Edit: I'll post tonite. Can't upload from my iPhone.

This is just a general pic of the tank. I'm going to redo the aqua scape a little different. I took this pic as a reference after coming home to find a fan laying in the bottom of the tank. One of those "F'n Wonderful suction cup types I was using until my magnetic mounted ones from jbj (along with control) got here. Luckily they were delivered on the same day. As far as a pic of the airline and airstone I'd have to take one tonite in case that's what you want asking for. If that is what you don't see I can tell you that it is 100% hidden from view with hood on. If you take off the hood the only thing visible is about 4" of airline tubing.
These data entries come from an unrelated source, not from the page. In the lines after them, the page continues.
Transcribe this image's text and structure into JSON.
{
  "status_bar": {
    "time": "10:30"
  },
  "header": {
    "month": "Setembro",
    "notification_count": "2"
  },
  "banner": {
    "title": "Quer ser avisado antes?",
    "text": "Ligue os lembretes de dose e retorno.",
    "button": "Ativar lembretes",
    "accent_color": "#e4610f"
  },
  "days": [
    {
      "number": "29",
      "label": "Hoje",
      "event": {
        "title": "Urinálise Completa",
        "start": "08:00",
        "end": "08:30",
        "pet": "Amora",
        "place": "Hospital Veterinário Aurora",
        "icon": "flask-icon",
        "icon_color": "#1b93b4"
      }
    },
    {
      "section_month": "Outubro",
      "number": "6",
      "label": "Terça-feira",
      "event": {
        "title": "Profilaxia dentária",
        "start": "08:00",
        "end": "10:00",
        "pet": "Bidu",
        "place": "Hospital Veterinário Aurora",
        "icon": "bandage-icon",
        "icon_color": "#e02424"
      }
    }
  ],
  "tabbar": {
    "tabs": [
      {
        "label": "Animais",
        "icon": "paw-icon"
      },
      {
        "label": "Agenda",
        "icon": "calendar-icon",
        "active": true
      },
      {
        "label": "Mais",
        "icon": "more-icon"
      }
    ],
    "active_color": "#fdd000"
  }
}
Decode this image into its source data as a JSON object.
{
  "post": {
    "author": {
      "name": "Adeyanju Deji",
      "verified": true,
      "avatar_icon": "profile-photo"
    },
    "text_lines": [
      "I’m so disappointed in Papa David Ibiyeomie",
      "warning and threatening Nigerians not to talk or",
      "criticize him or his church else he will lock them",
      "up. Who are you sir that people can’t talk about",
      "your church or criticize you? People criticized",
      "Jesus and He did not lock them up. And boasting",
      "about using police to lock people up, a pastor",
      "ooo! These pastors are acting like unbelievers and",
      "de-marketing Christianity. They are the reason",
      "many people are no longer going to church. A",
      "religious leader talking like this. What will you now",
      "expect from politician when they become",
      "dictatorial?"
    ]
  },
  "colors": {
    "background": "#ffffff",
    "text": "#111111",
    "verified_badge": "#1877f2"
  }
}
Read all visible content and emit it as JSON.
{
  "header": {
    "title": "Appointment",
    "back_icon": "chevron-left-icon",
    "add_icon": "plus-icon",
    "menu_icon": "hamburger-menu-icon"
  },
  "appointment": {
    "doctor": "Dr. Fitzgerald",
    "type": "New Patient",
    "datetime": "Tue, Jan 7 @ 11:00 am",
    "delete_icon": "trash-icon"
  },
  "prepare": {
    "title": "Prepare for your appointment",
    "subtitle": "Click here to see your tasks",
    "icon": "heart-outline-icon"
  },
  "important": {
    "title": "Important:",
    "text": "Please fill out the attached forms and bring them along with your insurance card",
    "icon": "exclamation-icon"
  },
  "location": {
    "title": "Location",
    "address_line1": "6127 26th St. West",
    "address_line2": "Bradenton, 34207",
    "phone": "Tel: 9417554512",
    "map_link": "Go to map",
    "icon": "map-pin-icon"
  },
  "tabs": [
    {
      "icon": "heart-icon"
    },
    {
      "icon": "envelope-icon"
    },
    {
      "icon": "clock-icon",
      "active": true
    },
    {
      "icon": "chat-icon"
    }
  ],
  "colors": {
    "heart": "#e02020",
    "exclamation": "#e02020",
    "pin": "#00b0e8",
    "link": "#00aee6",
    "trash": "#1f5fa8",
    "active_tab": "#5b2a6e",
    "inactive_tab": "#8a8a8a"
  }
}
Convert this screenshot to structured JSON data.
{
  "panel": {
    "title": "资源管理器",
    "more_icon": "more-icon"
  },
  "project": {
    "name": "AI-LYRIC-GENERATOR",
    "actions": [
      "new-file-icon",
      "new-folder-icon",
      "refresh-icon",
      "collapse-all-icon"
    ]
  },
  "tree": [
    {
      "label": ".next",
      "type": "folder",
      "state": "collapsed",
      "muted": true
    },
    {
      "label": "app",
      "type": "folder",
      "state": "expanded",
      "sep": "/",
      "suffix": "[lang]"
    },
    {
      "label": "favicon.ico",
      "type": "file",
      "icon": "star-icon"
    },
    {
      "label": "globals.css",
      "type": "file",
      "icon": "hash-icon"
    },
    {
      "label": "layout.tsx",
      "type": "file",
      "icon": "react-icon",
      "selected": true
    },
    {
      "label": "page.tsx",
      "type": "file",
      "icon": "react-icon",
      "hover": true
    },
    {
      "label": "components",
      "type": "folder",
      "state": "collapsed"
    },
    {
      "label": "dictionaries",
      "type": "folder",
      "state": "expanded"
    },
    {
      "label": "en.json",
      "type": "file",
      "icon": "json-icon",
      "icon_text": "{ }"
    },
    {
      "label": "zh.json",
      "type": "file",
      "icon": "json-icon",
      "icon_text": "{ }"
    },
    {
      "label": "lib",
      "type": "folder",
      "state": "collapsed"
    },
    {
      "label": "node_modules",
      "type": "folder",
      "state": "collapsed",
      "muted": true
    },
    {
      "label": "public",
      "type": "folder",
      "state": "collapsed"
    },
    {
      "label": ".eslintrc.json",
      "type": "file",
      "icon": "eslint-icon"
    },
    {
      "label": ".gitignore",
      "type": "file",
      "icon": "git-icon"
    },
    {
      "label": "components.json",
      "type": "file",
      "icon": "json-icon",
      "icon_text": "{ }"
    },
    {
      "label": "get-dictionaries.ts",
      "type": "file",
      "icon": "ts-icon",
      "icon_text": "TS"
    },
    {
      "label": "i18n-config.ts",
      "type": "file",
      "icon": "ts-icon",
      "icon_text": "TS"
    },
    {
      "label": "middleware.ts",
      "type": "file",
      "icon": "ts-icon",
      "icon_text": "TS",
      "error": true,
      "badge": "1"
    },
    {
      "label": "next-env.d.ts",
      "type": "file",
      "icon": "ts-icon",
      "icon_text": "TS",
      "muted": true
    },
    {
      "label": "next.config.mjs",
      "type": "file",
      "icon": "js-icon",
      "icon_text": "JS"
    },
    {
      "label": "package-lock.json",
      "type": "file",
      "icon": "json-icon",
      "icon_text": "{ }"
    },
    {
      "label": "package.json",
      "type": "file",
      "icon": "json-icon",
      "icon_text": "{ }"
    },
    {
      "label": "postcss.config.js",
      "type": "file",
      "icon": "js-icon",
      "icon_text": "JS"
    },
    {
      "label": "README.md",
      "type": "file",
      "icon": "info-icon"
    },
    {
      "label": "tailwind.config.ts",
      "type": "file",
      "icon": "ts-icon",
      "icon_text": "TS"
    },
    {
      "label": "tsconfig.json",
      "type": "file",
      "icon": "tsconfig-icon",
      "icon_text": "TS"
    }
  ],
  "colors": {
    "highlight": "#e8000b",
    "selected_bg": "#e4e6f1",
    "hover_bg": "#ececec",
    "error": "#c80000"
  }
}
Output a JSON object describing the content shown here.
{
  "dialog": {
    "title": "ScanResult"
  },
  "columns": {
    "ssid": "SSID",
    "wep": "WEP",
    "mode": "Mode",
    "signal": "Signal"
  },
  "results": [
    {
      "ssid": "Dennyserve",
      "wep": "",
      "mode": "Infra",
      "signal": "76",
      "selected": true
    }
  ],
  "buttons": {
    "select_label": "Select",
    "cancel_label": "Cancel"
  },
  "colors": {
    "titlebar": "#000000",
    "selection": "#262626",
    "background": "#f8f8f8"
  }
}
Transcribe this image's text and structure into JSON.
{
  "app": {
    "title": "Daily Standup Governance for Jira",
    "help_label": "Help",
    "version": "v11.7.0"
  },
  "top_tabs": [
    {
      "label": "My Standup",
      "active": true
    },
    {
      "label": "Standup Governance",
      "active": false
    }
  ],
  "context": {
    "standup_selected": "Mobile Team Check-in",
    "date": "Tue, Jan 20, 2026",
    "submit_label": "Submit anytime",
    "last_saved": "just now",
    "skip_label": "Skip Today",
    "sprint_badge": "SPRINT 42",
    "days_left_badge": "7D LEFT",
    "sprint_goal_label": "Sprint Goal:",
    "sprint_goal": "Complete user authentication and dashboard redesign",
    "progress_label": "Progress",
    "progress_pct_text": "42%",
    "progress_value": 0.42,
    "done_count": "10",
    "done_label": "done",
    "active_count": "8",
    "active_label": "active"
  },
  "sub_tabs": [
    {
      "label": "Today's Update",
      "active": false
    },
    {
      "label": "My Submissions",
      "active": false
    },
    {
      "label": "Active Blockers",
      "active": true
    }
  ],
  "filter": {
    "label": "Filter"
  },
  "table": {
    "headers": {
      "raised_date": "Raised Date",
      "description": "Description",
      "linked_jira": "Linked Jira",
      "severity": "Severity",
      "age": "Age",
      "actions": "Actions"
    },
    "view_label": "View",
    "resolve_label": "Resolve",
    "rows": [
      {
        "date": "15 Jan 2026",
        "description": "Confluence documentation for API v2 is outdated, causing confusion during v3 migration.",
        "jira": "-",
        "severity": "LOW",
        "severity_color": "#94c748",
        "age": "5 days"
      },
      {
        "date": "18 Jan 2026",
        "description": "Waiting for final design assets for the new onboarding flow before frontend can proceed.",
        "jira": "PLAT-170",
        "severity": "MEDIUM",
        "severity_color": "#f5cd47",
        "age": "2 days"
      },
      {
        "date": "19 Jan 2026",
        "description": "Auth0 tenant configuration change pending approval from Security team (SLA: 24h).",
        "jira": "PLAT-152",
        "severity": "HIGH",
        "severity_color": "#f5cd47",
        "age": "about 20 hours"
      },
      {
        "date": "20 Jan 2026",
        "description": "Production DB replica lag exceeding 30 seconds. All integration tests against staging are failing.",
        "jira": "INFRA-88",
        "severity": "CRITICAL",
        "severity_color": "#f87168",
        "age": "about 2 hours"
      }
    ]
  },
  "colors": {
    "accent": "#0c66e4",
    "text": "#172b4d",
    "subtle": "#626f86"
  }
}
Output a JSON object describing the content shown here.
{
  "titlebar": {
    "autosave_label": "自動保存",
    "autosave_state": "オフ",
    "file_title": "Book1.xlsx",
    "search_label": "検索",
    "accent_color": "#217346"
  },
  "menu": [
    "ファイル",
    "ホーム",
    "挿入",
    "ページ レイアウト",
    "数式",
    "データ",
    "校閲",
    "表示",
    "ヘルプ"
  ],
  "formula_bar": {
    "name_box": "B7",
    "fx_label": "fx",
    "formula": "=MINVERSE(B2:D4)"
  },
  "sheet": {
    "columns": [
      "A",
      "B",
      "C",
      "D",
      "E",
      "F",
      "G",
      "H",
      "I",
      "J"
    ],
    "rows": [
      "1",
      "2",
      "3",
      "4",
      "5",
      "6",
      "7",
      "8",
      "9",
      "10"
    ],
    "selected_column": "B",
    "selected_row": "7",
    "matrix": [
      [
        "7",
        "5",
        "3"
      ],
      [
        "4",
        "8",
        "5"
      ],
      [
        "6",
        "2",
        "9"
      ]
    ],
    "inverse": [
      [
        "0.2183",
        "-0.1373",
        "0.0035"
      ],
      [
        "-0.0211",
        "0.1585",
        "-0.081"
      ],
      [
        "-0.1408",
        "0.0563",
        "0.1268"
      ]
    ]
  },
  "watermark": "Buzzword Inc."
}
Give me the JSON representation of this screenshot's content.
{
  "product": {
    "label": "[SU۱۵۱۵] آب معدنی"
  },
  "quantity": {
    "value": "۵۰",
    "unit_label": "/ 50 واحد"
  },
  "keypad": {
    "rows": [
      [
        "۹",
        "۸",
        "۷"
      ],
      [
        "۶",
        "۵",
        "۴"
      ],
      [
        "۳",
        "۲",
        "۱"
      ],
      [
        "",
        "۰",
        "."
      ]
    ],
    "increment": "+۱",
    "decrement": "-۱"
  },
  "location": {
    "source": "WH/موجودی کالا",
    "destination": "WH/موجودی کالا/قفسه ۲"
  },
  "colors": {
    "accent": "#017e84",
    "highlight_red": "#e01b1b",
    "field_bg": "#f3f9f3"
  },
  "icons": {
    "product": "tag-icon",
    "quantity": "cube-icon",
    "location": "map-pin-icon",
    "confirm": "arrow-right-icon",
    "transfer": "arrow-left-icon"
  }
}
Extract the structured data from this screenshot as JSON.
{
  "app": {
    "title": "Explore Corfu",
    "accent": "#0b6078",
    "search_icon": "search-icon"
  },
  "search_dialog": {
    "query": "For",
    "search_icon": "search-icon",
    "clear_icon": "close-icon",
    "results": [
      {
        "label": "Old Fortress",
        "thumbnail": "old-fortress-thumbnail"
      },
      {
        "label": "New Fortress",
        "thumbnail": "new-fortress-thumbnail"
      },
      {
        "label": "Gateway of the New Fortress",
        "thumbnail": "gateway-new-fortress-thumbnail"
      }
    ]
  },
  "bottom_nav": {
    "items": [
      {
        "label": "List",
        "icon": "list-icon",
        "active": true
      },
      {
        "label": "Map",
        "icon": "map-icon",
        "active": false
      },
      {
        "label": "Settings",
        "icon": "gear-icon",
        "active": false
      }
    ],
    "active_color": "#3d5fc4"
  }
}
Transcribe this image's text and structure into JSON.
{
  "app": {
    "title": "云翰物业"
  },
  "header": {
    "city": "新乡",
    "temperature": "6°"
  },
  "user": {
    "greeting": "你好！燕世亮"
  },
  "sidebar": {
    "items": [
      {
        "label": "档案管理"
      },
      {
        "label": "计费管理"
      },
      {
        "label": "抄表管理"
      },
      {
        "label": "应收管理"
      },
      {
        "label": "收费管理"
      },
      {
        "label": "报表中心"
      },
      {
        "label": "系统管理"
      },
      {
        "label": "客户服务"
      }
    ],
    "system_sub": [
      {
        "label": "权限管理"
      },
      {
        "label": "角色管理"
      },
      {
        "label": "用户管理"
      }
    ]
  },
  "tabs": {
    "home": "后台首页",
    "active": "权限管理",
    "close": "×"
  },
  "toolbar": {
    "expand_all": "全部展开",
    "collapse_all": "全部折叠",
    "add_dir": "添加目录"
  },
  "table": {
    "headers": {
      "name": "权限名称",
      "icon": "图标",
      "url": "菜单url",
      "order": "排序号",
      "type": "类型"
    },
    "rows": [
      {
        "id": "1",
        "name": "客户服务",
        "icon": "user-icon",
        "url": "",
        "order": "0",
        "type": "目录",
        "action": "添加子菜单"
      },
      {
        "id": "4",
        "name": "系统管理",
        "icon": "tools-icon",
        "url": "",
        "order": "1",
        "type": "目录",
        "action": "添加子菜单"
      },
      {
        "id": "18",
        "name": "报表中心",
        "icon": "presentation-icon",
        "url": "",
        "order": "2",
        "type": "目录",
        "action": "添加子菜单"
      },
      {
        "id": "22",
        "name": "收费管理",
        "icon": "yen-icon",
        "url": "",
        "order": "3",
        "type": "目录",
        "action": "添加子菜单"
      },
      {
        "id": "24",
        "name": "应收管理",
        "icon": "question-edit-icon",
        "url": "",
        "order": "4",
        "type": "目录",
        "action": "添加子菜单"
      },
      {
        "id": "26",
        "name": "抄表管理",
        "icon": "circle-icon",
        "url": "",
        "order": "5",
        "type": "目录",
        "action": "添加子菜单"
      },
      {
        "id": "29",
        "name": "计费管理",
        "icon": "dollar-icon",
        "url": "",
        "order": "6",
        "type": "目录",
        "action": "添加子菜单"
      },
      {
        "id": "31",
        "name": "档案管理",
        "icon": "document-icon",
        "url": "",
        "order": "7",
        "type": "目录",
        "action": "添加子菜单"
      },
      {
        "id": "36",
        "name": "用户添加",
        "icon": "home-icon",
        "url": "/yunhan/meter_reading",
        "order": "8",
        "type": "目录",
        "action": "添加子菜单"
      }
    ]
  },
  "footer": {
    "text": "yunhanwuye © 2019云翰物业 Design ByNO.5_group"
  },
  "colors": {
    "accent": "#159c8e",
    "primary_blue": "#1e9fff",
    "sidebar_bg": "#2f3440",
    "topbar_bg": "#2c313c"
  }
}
The aquascape changes will be done this weekend I hope. I have two "rescue" corals that people said were dead. The sunburst coral and Favia frag are the ones that were "dead". I'll write about that in the appropriate thread. I'll try and upload pics from my iPhone but if it doesn't work I'll upload when I get home. Tanks only a couple months old so I've still got plenty to do. Hopefully my LED materials will b here this weekend. I was lucky enough to find a 8"x6-3/4"x1-5/8" heat sink that will fit inside the hood. I will be turning the hood sideways though but that's another story.